> [Description of the task] Copy each line of the records below that has "handle" in it.

> [Stored data]
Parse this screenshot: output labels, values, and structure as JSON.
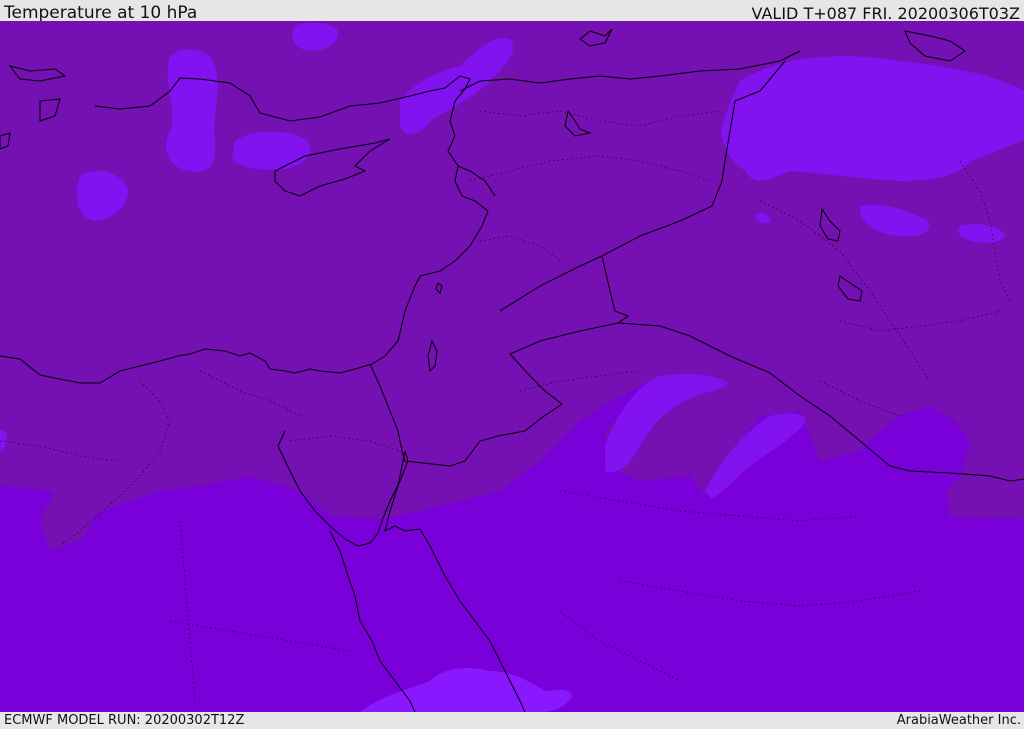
{
  "header": {
    "title": "Temperature at 10 hPa",
    "valid": "VALID T+087 FRI. 20200306T03Z"
  },
  "footer": {
    "model_run": "ECMWF MODEL RUN: 20200302T12Z",
    "brand": "ArabiaWeather Inc."
  },
  "map": {
    "colors": {
      "warm_band": "#7510b3",
      "cool_band": "#7a00d9",
      "cold_patch": "#8212f0",
      "coldest_patch": "#8a18ff",
      "coastline": "#000000",
      "border": "#000000"
    }
  }
}
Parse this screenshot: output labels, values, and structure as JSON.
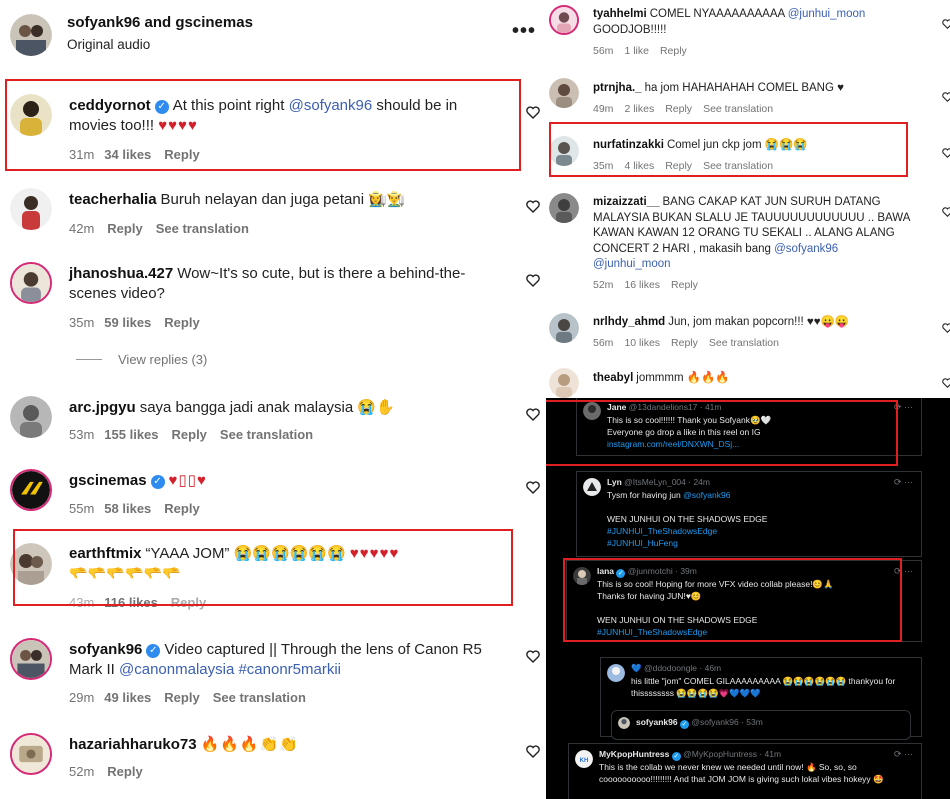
{
  "left": {
    "header": {
      "title": "sofyank96 and gscinemas",
      "subtitle": "Original audio",
      "more": "•••"
    },
    "comments": [
      {
        "user": "ceddyornot",
        "verified": true,
        "pre": "At this point right ",
        "mention": "@sofyank96",
        "post": " should be in movies too!!!",
        "emoji": "♥♥♥♥",
        "time": "31m",
        "likes": "34 likes",
        "reply": "Reply",
        "translate": ""
      },
      {
        "user": "teacherhalia",
        "verified": false,
        "pre": "Buruh nelayan dan juga petani 👩‍🌾👨‍🌾",
        "mention": "",
        "post": "",
        "emoji": "",
        "time": "42m",
        "likes": "",
        "reply": "Reply",
        "translate": "See translation"
      },
      {
        "user": "jhanoshua.427",
        "verified": false,
        "pre": "Wow~It's so cute, but is there a behind-the-scenes video?",
        "mention": "",
        "post": "",
        "emoji": "",
        "time": "35m",
        "likes": "59 likes",
        "reply": "Reply",
        "translate": ""
      },
      {
        "user": "arc.jpgyu",
        "verified": false,
        "pre": "saya bangga jadi anak malaysia 😭✋",
        "mention": "",
        "post": "",
        "emoji": "",
        "time": "53m",
        "likes": "155 likes",
        "reply": "Reply",
        "translate": "See translation"
      },
      {
        "user": "gscinemas",
        "verified": true,
        "pre": "",
        "mention": "",
        "post": "",
        "emoji": "♥▯▯♥",
        "time": "55m",
        "likes": "58 likes",
        "reply": "Reply",
        "translate": ""
      },
      {
        "user": "earthftmix",
        "verified": false,
        "pre": "“YAAA JOM” 😭😭😭😭😭😭",
        "mention": "",
        "post": "",
        "emoji": "♥♥♥♥♥",
        "emoji2": "🫳🫳🫳🫳🫳🫳",
        "time": "43m",
        "likes": "116 likes",
        "reply": "Reply",
        "translate": ""
      },
      {
        "user": "sofyank96",
        "verified": true,
        "pre": "Video captured || Through the lens of Canon R5 Mark II ",
        "mention": "@canonmalaysia #canonr5markii",
        "post": "",
        "emoji": "",
        "time": "29m",
        "likes": "49 likes",
        "reply": "Reply",
        "translate": "See translation"
      },
      {
        "user": "hazariahharuko73",
        "verified": false,
        "pre": "🔥🔥🔥👏👏",
        "mention": "",
        "post": "",
        "emoji": "",
        "time": "52m",
        "likes": "",
        "reply": "Reply",
        "translate": ""
      }
    ],
    "view_replies": "View replies (3)"
  },
  "right_top": {
    "comments": [
      {
        "user": "tyahhelmi",
        "pre": "COMEL NYAAAAAAAAAA ",
        "mention": "@junhui_moon",
        "post": " GOODJOB!!!!!",
        "time": "56m",
        "likes": "1 like",
        "reply": "Reply",
        "translate": ""
      },
      {
        "user": "ptrnjha._",
        "pre": "ha jom HAHAHAHAH COMEL BANG ♥",
        "mention": "",
        "post": "",
        "time": "49m",
        "likes": "2 likes",
        "reply": "Reply",
        "translate": "See translation"
      },
      {
        "user": "nurfatinzakki",
        "pre": "Comel jun ckp jom 😭😭😭",
        "mention": "",
        "post": "",
        "time": "35m",
        "likes": "4 likes",
        "reply": "Reply",
        "translate": "See translation"
      },
      {
        "user": "mizaizzati__",
        "pre": "BANG CAKAP KAT JUN SURUH DATANG MALAYSIA BUKAN SLALU JE TAUUUUUUUUUUUU .. BAWA KAWAN KAWAN 12 ORANG TU SEKALI .. ALANG ALANG CONCERT 2 HARI , makasih bang ",
        "mention": "@sofyank96 @junhui_moon",
        "post": "",
        "time": "52m",
        "likes": "16 likes",
        "reply": "Reply",
        "translate": ""
      },
      {
        "user": "nrlhdy_ahmd",
        "pre": "Jun, jom makan popcorn!!! ♥♥😛😛",
        "mention": "",
        "post": "",
        "time": "56m",
        "likes": "10 likes",
        "reply": "Reply",
        "translate": "See translation"
      },
      {
        "user": "theabyl",
        "pre": "jommmm 🔥🔥🔥",
        "mention": "",
        "post": "",
        "time": "",
        "likes": "",
        "reply": "",
        "translate": ""
      }
    ]
  },
  "right_bottom": {
    "tweets": [
      {
        "name": "Jane",
        "handle": "@13dandelions17 · 41m",
        "lines": [
          "This is so cool!!!!!! Thank you Sofyank🥹🤍",
          "Everyone go drop a like in this reel on IG"
        ],
        "link": "instagram.com/reel/DNXWN_DSj..."
      },
      {
        "name": "Lyn",
        "handle": "@ItsMeLyn_004 · 24m",
        "lines": [
          "Tysm for having jun ",
          "",
          "WEN JUNHUI ON THE SHADOWS EDGE"
        ],
        "mention": "@sofyank96",
        "tags": [
          "#JUNHUI_TheShadowsEdge",
          "#JUNHUI_HuFeng"
        ]
      },
      {
        "name": "Iana",
        "handle": "@junmotchi · 39m",
        "lines": [
          "This is so cool! Hoping for more VFX video collab please!😊🙏",
          "Thanks for having JUN!♥😊",
          "",
          "WEN JUNHUI ON THE SHADOWS EDGE"
        ],
        "tags": [
          "#JUNHUI_TheShadowsEdge"
        ]
      },
      {
        "name": "💙",
        "handle": "@ddodoongle · 46m",
        "lines": [
          "his little \"jom\" COMEL GILAAAAAAAAA 😭😭😭😭😭😭 thankyou for",
          "thissssssss 😭😭😭😭💗💙💙💙"
        ]
      },
      {
        "name": "sofyank96",
        "handle": "@sofyank96 · 53m",
        "lines": []
      },
      {
        "name": "MyKpopHuntress",
        "handle": "@MyKpopHuntress · 41m",
        "lines": [
          "This is the collab we never knew we needed until now! 🔥 So, so, so",
          "coooooooooo!!!!!!!!! And that JOM JOM is giving such lokal vibes hokeyy 🤩"
        ]
      }
    ]
  },
  "colors": {
    "mention": "#3b5fb3",
    "highlight": "#e02020",
    "twitter_link": "#1d9bf0"
  }
}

> [Result of this exercise]
        "handle": "@13dandelions17 · 41m",
        "handle": "@ItsMeLyn_004 · 24m",
        "handle": "@junmotchi · 39m",
        "handle": "@ddodoongle · 46m",
        "handle": "@sofyank96 · 53m",
        "handle": "@MyKpopHuntress · 41m",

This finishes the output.